EXTRACTED ENTRIES:
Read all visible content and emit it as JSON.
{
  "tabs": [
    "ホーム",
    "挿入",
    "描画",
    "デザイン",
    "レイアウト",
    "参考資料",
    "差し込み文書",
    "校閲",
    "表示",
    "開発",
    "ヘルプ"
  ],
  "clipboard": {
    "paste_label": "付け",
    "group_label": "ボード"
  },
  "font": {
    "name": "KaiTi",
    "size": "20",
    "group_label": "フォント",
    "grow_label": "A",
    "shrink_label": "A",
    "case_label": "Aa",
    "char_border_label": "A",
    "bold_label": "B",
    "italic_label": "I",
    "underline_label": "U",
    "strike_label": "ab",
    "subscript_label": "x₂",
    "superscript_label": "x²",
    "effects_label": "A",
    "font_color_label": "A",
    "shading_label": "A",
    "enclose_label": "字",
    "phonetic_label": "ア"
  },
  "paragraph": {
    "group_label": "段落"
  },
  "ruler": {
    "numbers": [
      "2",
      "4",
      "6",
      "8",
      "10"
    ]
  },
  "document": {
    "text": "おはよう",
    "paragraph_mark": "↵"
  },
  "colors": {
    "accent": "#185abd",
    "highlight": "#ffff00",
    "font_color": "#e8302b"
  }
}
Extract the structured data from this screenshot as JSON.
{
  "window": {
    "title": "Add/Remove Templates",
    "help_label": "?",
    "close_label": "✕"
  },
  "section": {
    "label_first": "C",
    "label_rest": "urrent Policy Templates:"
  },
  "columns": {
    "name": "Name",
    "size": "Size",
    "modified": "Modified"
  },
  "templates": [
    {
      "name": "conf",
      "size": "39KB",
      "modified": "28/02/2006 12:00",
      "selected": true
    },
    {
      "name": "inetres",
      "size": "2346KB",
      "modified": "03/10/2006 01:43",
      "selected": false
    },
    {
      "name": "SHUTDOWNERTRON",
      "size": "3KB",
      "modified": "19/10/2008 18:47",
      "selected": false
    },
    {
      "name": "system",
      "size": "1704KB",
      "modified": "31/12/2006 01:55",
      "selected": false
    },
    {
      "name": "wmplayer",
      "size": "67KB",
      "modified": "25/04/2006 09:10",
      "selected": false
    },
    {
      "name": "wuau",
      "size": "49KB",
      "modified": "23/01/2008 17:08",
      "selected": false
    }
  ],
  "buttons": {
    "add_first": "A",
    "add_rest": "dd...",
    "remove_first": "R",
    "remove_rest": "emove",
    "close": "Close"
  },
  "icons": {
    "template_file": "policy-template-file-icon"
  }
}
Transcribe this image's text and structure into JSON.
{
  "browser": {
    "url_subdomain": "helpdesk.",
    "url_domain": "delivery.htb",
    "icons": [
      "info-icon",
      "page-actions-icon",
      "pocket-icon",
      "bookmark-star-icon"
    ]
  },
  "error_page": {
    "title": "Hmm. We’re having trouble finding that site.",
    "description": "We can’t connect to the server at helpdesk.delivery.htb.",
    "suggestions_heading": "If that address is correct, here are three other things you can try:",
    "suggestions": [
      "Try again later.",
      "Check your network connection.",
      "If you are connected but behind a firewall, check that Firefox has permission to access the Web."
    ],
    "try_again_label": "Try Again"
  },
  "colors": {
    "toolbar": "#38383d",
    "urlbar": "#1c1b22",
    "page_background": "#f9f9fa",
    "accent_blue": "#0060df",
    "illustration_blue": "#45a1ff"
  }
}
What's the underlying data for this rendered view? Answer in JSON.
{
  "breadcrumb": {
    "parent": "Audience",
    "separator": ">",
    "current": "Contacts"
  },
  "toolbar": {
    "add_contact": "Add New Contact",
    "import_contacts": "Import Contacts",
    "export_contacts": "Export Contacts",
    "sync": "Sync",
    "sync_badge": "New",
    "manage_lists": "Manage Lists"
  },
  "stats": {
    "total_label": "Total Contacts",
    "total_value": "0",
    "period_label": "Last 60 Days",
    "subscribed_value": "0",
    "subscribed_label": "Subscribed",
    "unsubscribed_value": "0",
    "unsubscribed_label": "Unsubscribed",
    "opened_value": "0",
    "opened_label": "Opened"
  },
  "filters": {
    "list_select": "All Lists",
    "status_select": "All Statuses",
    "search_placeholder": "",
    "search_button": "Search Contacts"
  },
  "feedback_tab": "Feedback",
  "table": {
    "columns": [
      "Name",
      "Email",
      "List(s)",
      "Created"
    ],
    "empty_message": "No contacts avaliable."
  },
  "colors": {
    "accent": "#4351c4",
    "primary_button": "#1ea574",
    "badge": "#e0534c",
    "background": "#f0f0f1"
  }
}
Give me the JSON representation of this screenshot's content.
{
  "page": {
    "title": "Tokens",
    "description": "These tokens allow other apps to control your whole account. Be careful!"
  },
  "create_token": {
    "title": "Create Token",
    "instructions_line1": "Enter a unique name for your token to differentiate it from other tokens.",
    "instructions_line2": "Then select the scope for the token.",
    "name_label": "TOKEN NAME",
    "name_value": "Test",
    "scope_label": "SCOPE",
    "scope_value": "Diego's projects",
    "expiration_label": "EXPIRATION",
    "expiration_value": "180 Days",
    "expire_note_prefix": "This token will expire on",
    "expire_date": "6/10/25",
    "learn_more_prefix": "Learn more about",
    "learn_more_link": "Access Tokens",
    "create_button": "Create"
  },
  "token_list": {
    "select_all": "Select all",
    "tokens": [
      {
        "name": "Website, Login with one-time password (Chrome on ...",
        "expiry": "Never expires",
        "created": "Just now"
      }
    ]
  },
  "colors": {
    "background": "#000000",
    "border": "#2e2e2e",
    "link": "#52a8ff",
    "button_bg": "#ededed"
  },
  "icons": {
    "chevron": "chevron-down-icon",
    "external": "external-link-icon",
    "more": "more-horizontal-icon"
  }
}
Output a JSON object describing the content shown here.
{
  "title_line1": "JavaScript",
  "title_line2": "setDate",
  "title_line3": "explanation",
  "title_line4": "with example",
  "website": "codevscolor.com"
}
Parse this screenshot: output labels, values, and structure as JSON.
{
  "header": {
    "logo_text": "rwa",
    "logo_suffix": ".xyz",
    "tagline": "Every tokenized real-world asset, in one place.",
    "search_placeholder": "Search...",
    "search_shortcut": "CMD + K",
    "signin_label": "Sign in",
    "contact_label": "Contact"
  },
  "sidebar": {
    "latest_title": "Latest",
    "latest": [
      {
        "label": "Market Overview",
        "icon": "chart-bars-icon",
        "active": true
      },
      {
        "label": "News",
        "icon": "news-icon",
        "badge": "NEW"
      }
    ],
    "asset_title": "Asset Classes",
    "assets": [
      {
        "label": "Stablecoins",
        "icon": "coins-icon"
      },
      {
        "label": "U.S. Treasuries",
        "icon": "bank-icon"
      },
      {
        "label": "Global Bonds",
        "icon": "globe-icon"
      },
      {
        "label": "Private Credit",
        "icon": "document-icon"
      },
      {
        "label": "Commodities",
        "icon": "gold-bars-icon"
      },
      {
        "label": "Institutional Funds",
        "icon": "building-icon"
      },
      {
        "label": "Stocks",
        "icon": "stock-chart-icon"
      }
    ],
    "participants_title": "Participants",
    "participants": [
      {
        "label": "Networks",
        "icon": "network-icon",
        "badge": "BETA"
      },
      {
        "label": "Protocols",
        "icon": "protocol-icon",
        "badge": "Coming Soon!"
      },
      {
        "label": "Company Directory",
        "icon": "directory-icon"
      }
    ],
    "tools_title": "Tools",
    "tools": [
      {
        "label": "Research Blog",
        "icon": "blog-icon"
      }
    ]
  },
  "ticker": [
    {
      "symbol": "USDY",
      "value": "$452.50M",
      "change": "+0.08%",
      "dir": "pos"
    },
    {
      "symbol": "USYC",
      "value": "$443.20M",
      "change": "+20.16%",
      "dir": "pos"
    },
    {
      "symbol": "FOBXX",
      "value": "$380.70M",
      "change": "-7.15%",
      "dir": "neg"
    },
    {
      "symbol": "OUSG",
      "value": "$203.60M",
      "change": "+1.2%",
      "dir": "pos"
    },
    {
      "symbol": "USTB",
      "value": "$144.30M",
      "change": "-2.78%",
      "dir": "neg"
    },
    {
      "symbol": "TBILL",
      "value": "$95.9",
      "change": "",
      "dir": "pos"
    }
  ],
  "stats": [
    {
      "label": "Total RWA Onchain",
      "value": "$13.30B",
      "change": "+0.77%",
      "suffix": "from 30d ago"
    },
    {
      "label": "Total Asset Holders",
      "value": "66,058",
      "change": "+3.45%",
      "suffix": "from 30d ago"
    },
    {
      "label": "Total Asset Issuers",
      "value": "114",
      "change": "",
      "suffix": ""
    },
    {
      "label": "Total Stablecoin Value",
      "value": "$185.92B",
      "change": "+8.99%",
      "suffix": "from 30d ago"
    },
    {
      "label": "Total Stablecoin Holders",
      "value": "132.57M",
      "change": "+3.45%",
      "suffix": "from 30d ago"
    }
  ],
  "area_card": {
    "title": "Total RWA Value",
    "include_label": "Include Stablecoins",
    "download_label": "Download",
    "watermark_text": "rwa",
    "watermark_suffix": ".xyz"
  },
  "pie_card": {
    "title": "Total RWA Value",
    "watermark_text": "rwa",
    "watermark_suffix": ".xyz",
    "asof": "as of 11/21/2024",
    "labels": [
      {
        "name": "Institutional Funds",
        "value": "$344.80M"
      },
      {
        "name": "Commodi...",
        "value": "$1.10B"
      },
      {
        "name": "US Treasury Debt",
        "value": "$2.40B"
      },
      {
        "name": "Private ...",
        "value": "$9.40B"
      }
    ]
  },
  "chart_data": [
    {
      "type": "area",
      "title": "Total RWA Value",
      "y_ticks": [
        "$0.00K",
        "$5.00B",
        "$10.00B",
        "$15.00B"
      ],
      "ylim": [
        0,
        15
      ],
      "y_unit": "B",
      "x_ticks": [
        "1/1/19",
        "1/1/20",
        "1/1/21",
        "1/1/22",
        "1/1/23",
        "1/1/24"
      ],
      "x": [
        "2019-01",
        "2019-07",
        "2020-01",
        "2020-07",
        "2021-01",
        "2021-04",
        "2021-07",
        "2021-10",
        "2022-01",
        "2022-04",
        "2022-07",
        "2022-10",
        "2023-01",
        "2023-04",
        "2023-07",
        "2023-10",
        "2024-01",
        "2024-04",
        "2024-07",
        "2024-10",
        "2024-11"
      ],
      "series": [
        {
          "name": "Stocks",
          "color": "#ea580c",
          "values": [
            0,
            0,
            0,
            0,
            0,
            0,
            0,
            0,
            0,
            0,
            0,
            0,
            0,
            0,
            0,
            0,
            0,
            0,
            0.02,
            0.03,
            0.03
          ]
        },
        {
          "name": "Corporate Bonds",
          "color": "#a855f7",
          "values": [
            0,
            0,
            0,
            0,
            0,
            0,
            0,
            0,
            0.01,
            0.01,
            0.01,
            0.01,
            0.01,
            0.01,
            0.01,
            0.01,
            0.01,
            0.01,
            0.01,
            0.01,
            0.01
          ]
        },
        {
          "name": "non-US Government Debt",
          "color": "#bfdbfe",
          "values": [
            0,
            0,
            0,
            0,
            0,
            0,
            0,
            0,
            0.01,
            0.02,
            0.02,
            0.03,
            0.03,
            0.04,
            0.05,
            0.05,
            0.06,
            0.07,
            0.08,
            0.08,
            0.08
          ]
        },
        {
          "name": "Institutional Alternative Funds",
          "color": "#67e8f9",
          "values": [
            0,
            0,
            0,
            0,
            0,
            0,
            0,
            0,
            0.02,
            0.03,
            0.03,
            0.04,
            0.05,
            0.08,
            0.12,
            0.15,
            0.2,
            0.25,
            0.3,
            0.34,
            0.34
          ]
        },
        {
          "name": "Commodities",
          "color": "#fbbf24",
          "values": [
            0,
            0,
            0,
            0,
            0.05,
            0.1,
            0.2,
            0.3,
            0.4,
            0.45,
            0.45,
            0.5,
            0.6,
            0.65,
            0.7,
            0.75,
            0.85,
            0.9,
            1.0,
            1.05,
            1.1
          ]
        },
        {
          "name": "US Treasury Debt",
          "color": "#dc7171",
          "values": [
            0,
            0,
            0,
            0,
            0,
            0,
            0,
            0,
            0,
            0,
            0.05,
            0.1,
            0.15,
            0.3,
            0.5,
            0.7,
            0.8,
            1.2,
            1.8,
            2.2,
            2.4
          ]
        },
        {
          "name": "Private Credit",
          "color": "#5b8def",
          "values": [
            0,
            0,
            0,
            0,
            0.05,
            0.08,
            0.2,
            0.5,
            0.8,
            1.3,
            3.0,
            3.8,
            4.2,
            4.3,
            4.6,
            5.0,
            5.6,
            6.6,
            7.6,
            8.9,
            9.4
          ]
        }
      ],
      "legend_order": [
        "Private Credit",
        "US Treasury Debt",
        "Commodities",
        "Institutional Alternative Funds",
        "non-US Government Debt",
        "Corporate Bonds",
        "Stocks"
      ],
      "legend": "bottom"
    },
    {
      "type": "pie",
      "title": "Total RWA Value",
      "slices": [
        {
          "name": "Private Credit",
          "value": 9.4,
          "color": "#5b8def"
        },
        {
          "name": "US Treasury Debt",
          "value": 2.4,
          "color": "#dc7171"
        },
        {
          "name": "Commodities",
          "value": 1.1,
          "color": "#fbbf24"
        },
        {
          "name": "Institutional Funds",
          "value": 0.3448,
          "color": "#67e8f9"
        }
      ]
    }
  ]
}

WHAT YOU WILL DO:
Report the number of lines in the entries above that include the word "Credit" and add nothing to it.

SOLUTION TO THIS TASK:
4